◆ **Exercise instructions**: Restate the data below, keeping every line the same.

◆ **Listed records**:

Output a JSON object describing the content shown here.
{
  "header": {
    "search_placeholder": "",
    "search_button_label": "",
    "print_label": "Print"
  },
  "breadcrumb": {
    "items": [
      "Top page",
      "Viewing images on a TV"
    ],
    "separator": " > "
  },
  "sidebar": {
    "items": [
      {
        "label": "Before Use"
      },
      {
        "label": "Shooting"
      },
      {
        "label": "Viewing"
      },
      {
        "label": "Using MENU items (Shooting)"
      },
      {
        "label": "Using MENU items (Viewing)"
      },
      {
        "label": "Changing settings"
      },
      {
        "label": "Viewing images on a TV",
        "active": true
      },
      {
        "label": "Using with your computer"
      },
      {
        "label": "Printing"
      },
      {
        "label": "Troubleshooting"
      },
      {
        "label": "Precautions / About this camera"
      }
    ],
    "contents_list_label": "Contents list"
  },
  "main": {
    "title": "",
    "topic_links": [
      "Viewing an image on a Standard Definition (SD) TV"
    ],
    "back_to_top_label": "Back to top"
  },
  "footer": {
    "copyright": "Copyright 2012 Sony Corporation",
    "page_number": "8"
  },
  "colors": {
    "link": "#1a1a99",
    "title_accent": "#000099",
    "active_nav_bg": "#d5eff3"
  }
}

◆ **Problem solution**:
Output a JSON object describing the content shown here.
{
  "header": {
    "search_placeholder": "",
    "search_button_label": "",
    "print_label": "Print"
  },
  "breadcrumb": {
    "items": [
      "Top page",
      "Viewing images on a TV"
    ],
    "separator": " > "
  },
  "sidebar": {
    "items": [
      {
        "label": "Before Use"
      },
      {
        "label": "Shooting"
      },
      {
        "label": "Viewing"
      },
      {
        "label": "Using MENU items (Shooting)"
      },
      {
        "label": "Using MENU items (Viewing)"
      },
      {
        "label": "Changing settings"
      },
      {
        "label": "Viewing images on a TV",
        "active": true
      },
      {
        "label": "Using with your computer"
      },
      {
        "label": "Printing"
      },
      {
        "label": "Troubleshooting"
      },
      {
        "label": "Precautions / About this camera"
      }
    ],
    "contents_list_label": "Contents list"
  },
  "main": {
    "title": "",
    "topic_links": [
      "Viewing an image on a Standard Definition (SD) TV"
    ],
    "back_to_top_label": "Back to top"
  },
  "footer": {
    "copyright": "Copyright 2012 Sony Corporation",
    "page_number": "8"
  },
  "colors": {
    "link": "#1a1a99",
    "title_accent": "#000099",
    "active_nav_bg": "#d5eff3"
  }
}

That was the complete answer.